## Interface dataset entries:
####################

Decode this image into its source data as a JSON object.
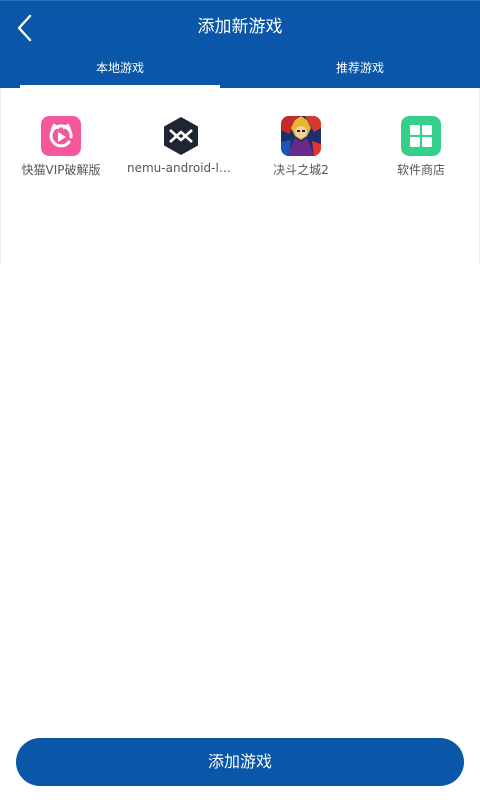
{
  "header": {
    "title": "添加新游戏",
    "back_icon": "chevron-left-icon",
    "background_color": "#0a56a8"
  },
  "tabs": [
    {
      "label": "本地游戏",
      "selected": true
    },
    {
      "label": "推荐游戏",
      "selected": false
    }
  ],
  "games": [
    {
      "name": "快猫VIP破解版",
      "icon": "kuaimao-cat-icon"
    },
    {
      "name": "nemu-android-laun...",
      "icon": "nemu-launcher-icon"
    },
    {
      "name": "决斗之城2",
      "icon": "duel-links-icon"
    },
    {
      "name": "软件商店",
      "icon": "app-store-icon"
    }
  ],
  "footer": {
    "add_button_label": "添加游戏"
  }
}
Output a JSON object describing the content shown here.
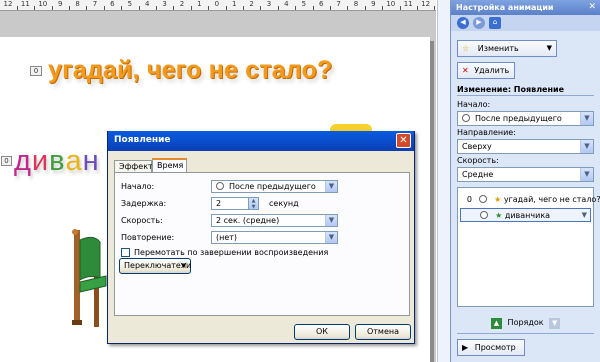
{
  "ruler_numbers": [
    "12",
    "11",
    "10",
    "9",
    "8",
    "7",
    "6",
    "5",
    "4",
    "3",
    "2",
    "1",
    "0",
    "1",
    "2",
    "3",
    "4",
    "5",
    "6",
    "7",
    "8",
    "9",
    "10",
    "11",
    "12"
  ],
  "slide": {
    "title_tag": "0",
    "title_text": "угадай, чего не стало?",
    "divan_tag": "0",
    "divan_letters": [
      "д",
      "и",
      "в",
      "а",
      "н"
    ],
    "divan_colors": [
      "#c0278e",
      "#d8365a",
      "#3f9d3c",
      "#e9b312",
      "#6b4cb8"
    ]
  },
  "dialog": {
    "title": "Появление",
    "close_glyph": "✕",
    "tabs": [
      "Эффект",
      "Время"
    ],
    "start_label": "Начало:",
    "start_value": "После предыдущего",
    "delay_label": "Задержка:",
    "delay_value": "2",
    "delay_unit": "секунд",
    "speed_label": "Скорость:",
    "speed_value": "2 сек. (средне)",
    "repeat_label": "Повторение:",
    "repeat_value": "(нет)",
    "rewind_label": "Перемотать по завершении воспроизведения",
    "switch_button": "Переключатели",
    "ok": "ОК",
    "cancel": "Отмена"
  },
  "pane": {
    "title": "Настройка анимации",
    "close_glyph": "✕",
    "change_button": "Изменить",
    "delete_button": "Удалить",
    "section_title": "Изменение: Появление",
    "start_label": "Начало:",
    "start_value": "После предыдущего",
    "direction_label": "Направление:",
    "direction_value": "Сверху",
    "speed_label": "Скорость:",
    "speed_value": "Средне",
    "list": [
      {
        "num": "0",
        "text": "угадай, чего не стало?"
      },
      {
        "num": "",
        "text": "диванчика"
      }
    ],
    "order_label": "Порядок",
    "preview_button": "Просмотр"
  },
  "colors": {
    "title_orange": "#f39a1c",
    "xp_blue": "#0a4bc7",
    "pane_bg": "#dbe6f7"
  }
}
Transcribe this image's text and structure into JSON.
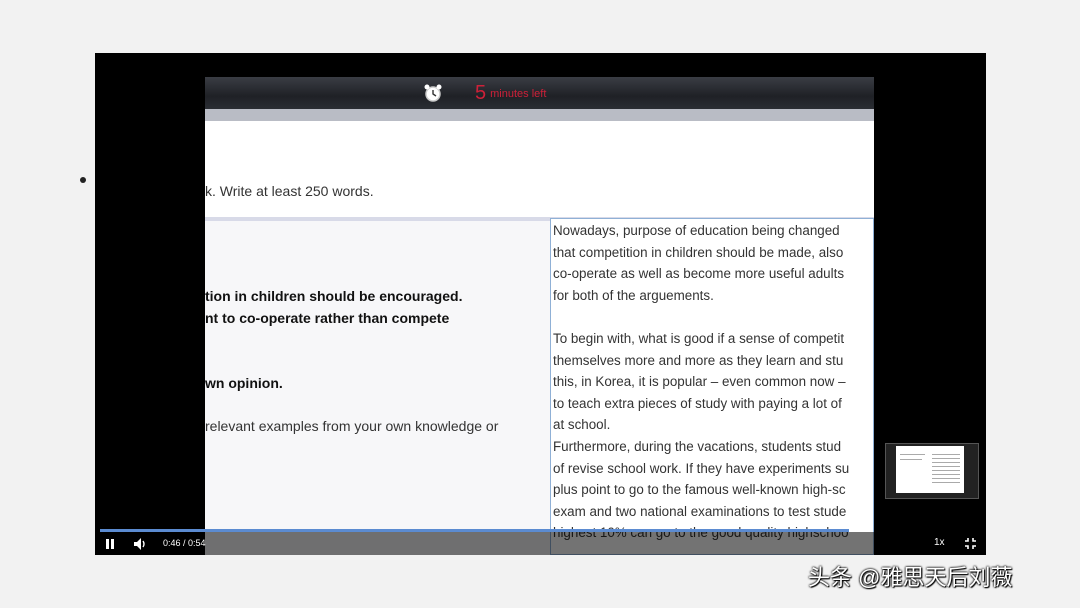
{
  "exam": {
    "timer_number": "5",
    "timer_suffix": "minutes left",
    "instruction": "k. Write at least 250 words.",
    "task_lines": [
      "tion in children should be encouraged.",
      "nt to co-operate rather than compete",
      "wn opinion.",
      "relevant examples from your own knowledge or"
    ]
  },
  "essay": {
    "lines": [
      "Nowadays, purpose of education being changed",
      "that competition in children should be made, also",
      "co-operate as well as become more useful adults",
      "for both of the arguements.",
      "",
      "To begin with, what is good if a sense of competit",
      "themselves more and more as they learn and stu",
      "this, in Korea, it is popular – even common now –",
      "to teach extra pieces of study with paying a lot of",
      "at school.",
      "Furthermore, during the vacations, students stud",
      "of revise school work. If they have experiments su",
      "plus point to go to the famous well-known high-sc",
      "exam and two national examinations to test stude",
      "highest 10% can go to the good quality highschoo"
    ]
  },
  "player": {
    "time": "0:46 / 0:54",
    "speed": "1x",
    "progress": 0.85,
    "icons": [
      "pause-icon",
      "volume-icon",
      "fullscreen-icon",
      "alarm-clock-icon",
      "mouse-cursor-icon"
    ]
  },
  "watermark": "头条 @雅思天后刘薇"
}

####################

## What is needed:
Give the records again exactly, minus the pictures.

## Solution to this task:
Decode this image into its source data as a JSON object.
{
  "header": {
    "title": "添加新游戏",
    "back_icon": "chevron-left-icon",
    "background_color": "#0a56a8"
  },
  "tabs": [
    {
      "label": "本地游戏",
      "selected": true
    },
    {
      "label": "推荐游戏",
      "selected": false
    }
  ],
  "games": [
    {
      "name": "快猫VIP破解版",
      "icon": "kuaimao-cat-icon"
    },
    {
      "name": "nemu-android-laun...",
      "icon": "nemu-launcher-icon"
    },
    {
      "name": "决斗之城2",
      "icon": "duel-links-icon"
    },
    {
      "name": "软件商店",
      "icon": "app-store-icon"
    }
  ],
  "footer": {
    "add_button_label": "添加游戏"
  }
}
Output a JSON object describing the content shown here.
{
  "ruler_numbers": [
    "12",
    "11",
    "10",
    "9",
    "8",
    "7",
    "6",
    "5",
    "4",
    "3",
    "2",
    "1",
    "0",
    "1",
    "2",
    "3",
    "4",
    "5",
    "6",
    "7",
    "8",
    "9",
    "10",
    "11",
    "12"
  ],
  "slide": {
    "title_tag": "0",
    "title_text": "угадай, чего не стало?",
    "divan_tag": "0",
    "divan_letters": [
      "д",
      "и",
      "в",
      "а",
      "н"
    ],
    "divan_colors": [
      "#c0278e",
      "#d8365a",
      "#3f9d3c",
      "#e9b312",
      "#6b4cb8"
    ]
  },
  "dialog": {
    "title": "Появление",
    "close_glyph": "✕",
    "tabs": [
      "Эффект",
      "Время"
    ],
    "start_label": "Начало:",
    "start_value": "После предыдущего",
    "delay_label": "Задержка:",
    "delay_value": "2",
    "delay_unit": "секунд",
    "speed_label": "Скорость:",
    "speed_value": "2 сек. (средне)",
    "repeat_label": "Повторение:",
    "repeat_value": "(нет)",
    "rewind_label": "Перемотать по завершении воспроизведения",
    "switch_button": "Переключатели",
    "ok": "ОК",
    "cancel": "Отмена"
  },
  "pane": {
    "title": "Настройка анимации",
    "close_glyph": "✕",
    "change_button": "Изменить",
    "delete_button": "Удалить",
    "section_title": "Изменение: Появление",
    "start_label": "Начало:",
    "start_value": "После предыдущего",
    "direction_label": "Направление:",
    "direction_value": "Сверху",
    "speed_label": "Скорость:",
    "speed_value": "Средне",
    "list": [
      {
        "num": "0",
        "text": "угадай, чего не стало?"
      },
      {
        "num": "",
        "text": "диванчика"
      }
    ],
    "order_label": "Порядок",
    "preview_button": "Просмотр"
  },
  "colors": {
    "title_orange": "#f39a1c",
    "xp_blue": "#0a4bc7",
    "pane_bg": "#dbe6f7"
  }
}
Transcribe this image's text and structure into JSON.
{
  "exam": {
    "timer_number": "5",
    "timer_suffix": "minutes left",
    "instruction": "k. Write at least 250 words.",
    "task_lines": [
      "tion in children should be encouraged.",
      "nt to co-operate rather than compete",
      "wn opinion.",
      "relevant examples from your own knowledge or"
    ]
  },
  "essay": {
    "lines": [
      "Nowadays, purpose of education being changed",
      "that competition in children should be made, also",
      "co-operate as well as become more useful adults",
      "for both of the arguements.",
      "",
      "To begin with, what is good if a sense of competit",
      "themselves more and more as they learn and stu",
      "this, in Korea, it is popular – even common now –",
      "to teach extra pieces of study with paying a lot of",
      "at school.",
      "Furthermore, during the vacations, students stud",
      "of revise school work. If they have experiments su",
      "plus point to go to the famous well-known high-sc",
      "exam and two national examinations to test stude",
      "highest 10% can go to the good quality highschoo"
    ]
  },
  "player": {
    "time": "0:46 / 0:54",
    "speed": "1x",
    "progress": 0.85,
    "icons": [
      "pause-icon",
      "volume-icon",
      "fullscreen-icon",
      "alarm-clock-icon",
      "mouse-cursor-icon"
    ]
  },
  "watermark": "头条 @雅思天后刘薇"
}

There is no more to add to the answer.